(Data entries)
┌──

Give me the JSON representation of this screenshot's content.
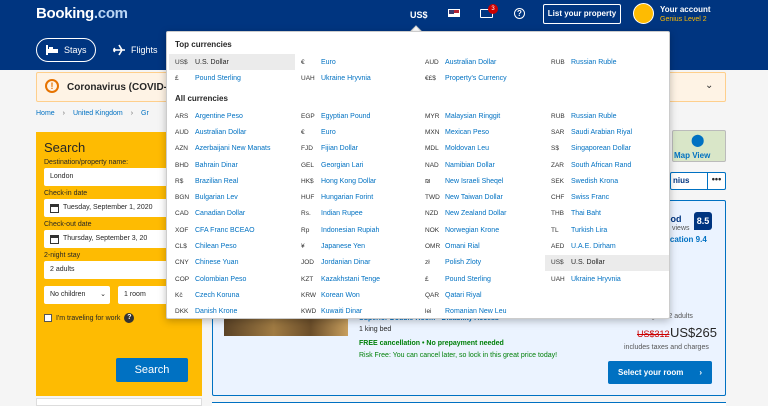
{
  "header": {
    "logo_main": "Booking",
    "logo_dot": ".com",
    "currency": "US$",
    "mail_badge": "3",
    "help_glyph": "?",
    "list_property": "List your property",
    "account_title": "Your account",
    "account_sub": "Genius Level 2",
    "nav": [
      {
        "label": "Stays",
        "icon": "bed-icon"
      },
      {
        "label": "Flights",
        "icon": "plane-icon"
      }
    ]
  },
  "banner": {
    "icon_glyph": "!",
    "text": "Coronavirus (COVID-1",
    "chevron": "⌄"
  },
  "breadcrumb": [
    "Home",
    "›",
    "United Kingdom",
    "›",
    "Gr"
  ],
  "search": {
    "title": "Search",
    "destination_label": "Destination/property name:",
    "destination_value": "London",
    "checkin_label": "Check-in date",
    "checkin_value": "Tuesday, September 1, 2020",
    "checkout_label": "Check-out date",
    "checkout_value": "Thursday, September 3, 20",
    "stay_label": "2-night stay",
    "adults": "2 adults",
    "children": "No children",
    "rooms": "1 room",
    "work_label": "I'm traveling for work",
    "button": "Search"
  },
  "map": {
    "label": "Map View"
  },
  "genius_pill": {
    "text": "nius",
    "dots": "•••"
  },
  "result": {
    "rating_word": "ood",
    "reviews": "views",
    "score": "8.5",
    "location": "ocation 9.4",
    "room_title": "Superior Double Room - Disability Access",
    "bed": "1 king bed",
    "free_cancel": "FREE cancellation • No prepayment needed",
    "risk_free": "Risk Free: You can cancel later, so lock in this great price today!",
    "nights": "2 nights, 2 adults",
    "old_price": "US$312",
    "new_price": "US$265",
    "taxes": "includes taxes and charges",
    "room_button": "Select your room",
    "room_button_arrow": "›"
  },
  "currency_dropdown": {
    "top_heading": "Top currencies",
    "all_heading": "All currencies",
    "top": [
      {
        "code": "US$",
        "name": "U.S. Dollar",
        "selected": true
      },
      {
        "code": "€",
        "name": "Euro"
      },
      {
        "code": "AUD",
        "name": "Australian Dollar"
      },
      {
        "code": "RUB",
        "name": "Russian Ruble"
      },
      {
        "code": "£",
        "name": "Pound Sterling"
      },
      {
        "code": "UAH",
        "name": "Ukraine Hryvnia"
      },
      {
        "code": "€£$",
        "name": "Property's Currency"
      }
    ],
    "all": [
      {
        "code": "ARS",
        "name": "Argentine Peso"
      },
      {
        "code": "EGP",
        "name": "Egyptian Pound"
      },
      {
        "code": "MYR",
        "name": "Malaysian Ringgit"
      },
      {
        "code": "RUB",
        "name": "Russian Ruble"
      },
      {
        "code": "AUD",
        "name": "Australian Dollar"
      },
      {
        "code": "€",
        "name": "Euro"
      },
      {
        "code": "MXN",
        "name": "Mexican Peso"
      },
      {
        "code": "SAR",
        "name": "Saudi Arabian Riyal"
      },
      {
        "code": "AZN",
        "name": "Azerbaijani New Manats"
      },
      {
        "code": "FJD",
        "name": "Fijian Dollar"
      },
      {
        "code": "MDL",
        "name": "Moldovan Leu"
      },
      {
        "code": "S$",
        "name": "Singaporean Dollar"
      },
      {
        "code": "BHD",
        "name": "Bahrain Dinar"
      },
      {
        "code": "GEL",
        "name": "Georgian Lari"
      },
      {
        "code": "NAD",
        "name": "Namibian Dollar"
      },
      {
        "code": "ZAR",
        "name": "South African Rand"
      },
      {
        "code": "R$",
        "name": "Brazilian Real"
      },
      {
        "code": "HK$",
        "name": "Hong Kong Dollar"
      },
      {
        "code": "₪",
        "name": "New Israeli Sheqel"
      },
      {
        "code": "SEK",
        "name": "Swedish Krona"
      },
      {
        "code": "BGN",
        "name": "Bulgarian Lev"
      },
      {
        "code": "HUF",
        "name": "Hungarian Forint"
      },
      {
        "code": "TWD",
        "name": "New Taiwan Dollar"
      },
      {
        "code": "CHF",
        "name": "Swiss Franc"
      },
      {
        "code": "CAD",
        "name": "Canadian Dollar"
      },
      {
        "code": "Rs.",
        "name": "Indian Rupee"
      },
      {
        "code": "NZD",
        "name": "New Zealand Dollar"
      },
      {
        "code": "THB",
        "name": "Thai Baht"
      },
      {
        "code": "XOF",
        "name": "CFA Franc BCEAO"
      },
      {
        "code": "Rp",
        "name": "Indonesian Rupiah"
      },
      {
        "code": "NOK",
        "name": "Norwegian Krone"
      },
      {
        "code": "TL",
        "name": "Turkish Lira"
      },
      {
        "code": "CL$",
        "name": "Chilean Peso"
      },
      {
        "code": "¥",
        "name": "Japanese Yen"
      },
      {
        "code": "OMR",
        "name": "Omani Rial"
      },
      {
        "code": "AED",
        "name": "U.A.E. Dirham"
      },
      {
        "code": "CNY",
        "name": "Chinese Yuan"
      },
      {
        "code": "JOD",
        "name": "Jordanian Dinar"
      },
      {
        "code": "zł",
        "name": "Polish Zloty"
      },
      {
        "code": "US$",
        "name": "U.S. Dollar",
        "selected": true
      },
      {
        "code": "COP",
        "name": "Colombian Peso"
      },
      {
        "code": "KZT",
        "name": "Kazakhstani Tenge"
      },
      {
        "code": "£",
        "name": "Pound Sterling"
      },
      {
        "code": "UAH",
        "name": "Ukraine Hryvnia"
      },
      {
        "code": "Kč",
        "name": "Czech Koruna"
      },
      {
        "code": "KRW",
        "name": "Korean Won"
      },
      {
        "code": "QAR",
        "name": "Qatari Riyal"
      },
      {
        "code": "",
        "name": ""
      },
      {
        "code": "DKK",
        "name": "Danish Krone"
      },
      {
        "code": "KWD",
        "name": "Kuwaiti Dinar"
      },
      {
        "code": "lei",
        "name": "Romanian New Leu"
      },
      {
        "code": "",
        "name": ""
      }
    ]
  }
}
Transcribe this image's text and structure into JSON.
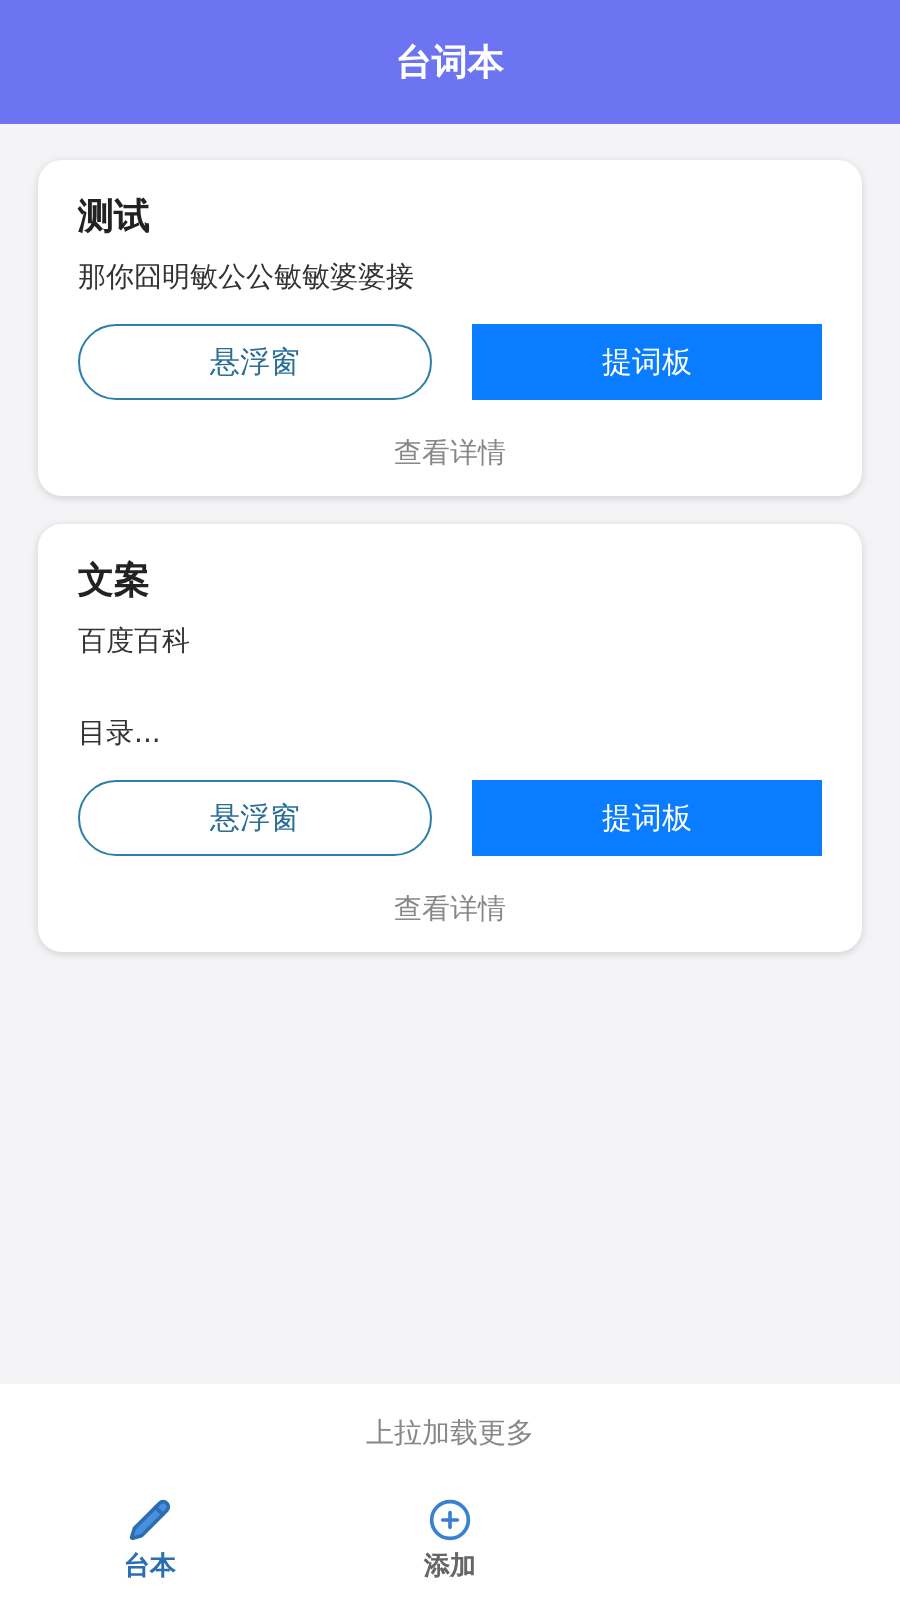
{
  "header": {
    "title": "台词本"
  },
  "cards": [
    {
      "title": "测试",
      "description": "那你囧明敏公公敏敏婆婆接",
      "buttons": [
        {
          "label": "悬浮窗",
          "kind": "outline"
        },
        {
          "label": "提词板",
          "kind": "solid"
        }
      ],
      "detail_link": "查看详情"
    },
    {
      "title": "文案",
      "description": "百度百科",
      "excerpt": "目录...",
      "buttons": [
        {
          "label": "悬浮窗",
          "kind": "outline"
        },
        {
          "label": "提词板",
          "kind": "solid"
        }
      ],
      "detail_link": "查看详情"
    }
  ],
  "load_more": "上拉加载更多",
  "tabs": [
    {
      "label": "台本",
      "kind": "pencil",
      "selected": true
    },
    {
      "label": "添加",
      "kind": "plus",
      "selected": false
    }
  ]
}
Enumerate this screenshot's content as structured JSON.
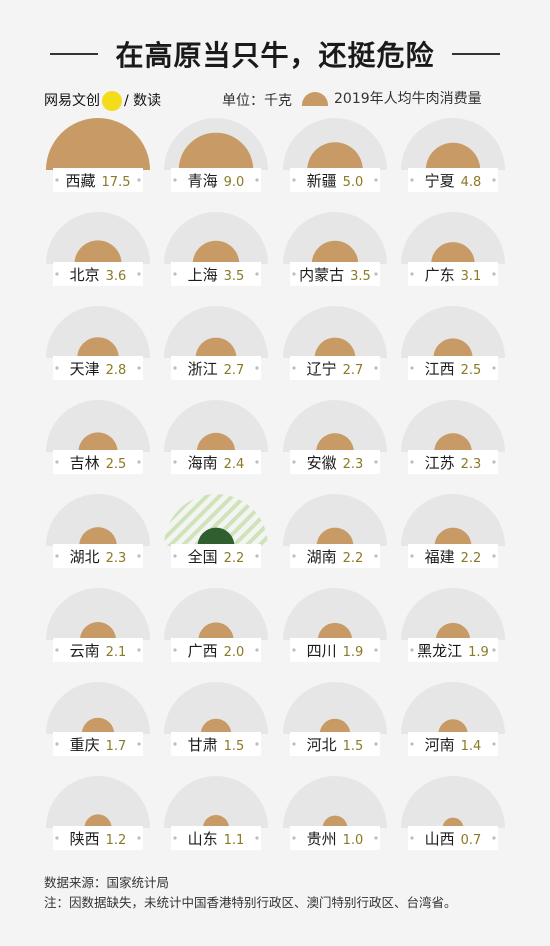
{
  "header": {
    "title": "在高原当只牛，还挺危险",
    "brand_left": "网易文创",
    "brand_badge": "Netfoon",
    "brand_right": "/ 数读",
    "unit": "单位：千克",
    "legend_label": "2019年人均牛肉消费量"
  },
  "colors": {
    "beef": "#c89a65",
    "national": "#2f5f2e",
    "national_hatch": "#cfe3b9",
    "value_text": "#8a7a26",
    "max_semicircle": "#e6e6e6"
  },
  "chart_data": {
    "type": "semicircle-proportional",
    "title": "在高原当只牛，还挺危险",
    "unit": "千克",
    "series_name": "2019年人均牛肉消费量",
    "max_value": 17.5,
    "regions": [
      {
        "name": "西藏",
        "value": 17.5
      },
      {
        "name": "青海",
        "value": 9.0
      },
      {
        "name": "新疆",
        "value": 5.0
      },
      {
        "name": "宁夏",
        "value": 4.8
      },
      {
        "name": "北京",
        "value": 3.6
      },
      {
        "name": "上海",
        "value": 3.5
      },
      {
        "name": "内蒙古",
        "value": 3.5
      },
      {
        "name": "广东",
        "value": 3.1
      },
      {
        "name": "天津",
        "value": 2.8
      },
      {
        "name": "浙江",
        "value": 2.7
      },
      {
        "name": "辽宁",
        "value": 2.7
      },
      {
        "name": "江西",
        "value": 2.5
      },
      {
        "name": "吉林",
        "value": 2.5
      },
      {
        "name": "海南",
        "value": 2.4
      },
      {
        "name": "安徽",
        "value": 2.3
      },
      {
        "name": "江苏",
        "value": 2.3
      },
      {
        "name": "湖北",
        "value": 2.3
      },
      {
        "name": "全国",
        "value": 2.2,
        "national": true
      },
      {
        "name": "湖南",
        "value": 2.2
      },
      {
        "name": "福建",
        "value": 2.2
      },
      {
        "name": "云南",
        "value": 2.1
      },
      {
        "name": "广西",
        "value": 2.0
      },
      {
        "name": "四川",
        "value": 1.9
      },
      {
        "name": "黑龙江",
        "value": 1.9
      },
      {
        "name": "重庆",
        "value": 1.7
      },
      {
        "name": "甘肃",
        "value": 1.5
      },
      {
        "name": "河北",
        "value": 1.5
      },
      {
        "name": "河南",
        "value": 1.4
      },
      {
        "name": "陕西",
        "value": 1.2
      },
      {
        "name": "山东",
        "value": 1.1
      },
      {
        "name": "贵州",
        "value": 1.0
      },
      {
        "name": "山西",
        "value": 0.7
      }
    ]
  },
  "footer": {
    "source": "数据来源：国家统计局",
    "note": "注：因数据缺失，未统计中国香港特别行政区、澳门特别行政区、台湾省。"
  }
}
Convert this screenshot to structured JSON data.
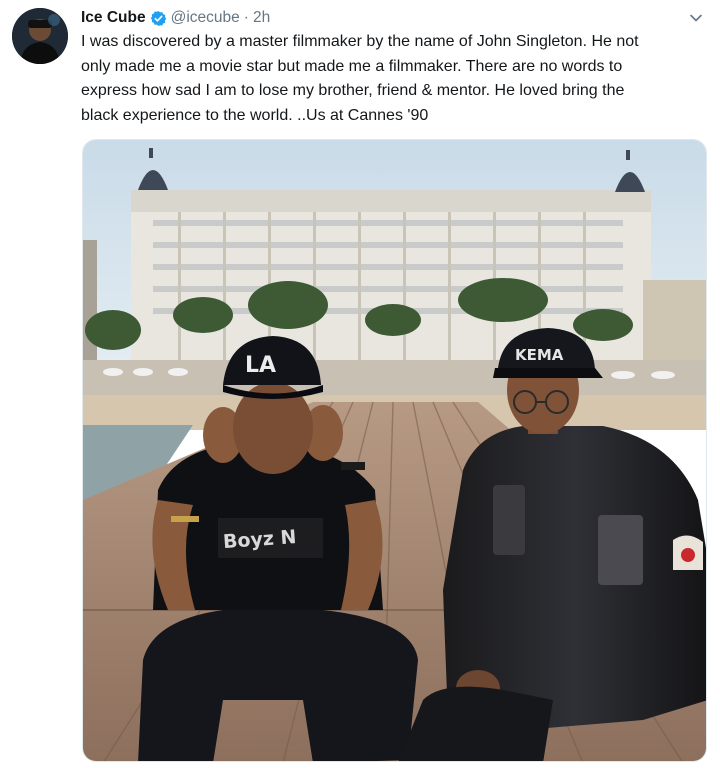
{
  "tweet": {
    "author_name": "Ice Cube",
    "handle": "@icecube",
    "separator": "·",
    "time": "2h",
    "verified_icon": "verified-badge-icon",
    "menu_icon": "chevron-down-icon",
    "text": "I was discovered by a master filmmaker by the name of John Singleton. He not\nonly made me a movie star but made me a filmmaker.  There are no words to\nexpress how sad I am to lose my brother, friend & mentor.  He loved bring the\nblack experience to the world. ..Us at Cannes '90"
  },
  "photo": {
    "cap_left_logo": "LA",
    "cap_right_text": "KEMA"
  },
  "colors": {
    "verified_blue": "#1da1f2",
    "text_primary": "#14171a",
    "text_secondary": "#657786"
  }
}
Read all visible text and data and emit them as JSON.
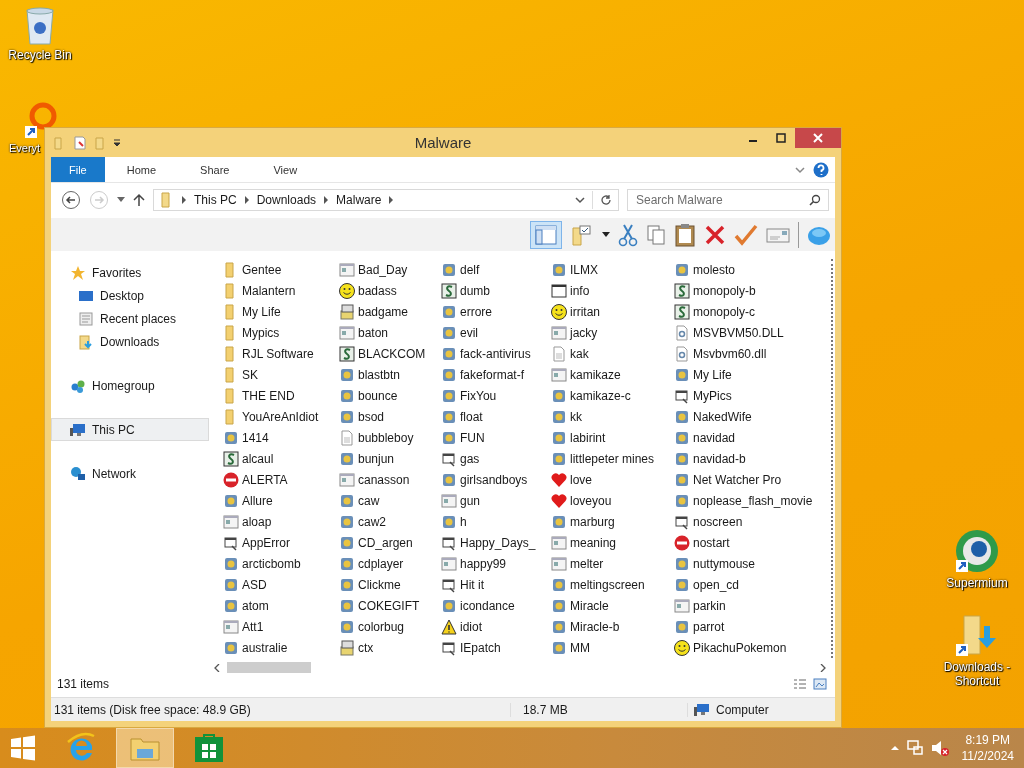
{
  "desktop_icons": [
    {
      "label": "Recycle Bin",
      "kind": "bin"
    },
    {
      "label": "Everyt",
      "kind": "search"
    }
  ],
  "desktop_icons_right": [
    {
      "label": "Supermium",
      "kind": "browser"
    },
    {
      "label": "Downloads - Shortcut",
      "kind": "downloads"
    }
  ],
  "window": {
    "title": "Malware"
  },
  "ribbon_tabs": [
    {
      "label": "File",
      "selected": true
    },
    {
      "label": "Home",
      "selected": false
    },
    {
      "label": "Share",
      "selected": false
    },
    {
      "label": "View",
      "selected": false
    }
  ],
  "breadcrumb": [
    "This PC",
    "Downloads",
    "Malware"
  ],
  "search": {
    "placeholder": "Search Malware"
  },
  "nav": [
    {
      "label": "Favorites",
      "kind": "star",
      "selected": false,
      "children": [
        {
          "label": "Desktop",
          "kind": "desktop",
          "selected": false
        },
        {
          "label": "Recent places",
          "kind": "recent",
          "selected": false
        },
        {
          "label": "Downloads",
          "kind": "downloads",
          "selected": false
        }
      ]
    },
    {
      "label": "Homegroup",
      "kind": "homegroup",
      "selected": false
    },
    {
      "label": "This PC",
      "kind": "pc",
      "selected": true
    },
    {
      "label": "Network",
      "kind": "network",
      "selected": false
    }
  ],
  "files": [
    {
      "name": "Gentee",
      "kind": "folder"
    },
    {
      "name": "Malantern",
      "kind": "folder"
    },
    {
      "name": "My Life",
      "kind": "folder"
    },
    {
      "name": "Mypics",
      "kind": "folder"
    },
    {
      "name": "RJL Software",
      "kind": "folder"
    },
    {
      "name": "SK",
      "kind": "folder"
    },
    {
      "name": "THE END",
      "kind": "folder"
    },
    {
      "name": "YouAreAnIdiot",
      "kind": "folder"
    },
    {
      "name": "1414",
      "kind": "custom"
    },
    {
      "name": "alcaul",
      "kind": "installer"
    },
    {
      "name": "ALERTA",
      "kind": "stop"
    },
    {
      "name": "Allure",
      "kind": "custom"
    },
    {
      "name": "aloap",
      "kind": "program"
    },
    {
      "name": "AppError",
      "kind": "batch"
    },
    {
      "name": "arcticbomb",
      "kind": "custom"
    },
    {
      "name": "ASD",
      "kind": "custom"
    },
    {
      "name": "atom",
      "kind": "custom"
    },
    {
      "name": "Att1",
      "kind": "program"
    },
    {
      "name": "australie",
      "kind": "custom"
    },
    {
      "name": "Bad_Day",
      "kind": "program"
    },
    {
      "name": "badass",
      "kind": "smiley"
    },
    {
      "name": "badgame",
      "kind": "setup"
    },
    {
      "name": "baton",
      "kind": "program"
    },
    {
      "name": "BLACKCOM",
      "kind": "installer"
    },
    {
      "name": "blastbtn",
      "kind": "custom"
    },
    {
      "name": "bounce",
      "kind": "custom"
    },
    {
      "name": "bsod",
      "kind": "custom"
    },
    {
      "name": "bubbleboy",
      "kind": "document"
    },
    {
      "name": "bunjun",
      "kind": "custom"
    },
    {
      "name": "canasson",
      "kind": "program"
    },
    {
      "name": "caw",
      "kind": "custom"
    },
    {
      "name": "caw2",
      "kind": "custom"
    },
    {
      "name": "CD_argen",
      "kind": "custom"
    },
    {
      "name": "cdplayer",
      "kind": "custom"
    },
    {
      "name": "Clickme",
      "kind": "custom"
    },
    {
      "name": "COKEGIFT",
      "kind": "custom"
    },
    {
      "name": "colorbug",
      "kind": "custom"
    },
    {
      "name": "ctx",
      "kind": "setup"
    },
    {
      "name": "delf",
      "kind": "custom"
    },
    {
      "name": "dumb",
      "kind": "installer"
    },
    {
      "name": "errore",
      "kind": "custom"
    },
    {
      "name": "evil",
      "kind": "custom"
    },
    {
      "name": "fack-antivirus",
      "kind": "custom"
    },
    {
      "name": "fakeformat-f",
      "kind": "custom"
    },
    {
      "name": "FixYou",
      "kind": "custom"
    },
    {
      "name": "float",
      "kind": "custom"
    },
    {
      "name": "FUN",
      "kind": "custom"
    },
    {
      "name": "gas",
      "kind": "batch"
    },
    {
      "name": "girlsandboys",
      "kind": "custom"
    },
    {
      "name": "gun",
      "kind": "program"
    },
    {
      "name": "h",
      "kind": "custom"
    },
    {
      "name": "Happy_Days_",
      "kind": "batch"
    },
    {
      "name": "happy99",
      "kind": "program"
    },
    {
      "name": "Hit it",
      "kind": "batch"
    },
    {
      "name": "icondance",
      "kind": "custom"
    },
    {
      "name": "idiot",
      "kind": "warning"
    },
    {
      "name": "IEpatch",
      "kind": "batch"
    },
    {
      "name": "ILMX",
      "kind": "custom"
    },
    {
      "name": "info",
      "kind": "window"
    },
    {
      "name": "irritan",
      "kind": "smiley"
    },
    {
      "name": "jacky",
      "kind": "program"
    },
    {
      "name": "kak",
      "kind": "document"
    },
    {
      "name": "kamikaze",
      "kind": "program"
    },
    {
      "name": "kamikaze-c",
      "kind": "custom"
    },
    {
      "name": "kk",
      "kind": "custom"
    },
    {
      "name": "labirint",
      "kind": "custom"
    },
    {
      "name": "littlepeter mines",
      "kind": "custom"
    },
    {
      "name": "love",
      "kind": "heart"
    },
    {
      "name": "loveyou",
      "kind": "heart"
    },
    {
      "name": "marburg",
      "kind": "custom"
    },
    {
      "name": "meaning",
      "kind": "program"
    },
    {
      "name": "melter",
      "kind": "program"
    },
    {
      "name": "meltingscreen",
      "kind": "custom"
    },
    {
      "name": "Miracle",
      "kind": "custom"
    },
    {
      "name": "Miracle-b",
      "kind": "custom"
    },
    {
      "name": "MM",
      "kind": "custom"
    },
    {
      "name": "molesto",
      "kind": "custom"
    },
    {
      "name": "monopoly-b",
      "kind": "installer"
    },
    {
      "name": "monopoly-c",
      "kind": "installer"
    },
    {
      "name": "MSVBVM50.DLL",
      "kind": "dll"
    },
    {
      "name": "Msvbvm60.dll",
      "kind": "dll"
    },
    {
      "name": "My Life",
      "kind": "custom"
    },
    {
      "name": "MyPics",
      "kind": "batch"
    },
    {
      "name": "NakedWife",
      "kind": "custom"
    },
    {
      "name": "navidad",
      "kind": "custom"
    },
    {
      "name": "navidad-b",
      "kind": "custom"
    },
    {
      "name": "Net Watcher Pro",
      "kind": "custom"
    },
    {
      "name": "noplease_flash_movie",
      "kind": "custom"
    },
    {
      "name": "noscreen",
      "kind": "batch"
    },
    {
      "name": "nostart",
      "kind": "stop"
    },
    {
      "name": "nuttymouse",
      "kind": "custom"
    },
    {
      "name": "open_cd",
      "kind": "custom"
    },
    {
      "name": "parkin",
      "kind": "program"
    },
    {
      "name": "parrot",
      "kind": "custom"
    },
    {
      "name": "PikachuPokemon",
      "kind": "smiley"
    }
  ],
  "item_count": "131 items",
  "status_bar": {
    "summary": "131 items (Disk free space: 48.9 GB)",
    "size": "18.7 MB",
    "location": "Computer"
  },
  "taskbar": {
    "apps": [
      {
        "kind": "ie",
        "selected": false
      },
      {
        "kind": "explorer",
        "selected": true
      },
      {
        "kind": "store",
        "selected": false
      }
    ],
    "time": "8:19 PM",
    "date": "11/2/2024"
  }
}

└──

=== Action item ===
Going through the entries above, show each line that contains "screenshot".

=== Written response ===
Give me the JSON representation of this screenshot's content.
Enumerate this screenshot's content as structured JSON.
Convert this screenshot to structured JSON data.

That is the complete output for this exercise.